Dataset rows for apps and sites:
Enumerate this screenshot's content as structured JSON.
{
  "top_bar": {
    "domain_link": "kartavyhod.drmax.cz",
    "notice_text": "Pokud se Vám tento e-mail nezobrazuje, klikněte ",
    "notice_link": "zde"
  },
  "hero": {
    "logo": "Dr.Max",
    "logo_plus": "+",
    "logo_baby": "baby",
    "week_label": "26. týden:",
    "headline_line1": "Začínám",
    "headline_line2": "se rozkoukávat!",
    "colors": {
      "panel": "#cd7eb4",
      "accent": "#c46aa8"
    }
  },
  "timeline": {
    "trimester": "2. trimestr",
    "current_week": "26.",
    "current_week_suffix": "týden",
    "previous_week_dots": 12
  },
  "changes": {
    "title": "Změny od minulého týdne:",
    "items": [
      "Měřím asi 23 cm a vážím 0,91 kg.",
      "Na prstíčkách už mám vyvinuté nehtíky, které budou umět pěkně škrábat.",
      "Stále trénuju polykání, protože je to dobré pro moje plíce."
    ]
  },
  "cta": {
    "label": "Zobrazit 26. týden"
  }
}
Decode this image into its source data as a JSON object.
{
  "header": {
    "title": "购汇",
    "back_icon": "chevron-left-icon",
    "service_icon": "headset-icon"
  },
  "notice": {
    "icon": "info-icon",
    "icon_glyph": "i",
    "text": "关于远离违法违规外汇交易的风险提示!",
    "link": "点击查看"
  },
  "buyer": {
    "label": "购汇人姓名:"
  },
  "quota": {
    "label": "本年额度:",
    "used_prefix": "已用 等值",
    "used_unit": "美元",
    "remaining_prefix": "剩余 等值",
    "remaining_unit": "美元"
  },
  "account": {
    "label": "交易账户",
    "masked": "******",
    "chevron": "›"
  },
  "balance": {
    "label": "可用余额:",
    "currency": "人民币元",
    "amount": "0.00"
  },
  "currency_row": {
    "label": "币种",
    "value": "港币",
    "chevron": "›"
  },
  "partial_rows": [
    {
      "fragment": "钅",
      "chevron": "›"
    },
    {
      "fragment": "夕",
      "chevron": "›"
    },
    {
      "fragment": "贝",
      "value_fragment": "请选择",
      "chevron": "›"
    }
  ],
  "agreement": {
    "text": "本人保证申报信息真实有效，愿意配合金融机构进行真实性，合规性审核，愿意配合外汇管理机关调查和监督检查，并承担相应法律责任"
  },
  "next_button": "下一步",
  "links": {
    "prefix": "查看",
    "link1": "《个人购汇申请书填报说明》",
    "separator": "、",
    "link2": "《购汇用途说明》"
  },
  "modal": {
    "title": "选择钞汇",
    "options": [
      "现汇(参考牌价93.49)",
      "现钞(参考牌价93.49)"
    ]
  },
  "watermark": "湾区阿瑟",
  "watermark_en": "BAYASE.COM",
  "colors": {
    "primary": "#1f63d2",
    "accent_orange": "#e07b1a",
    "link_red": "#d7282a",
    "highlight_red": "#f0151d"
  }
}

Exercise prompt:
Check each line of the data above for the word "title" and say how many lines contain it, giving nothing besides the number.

Solution to this problem:
3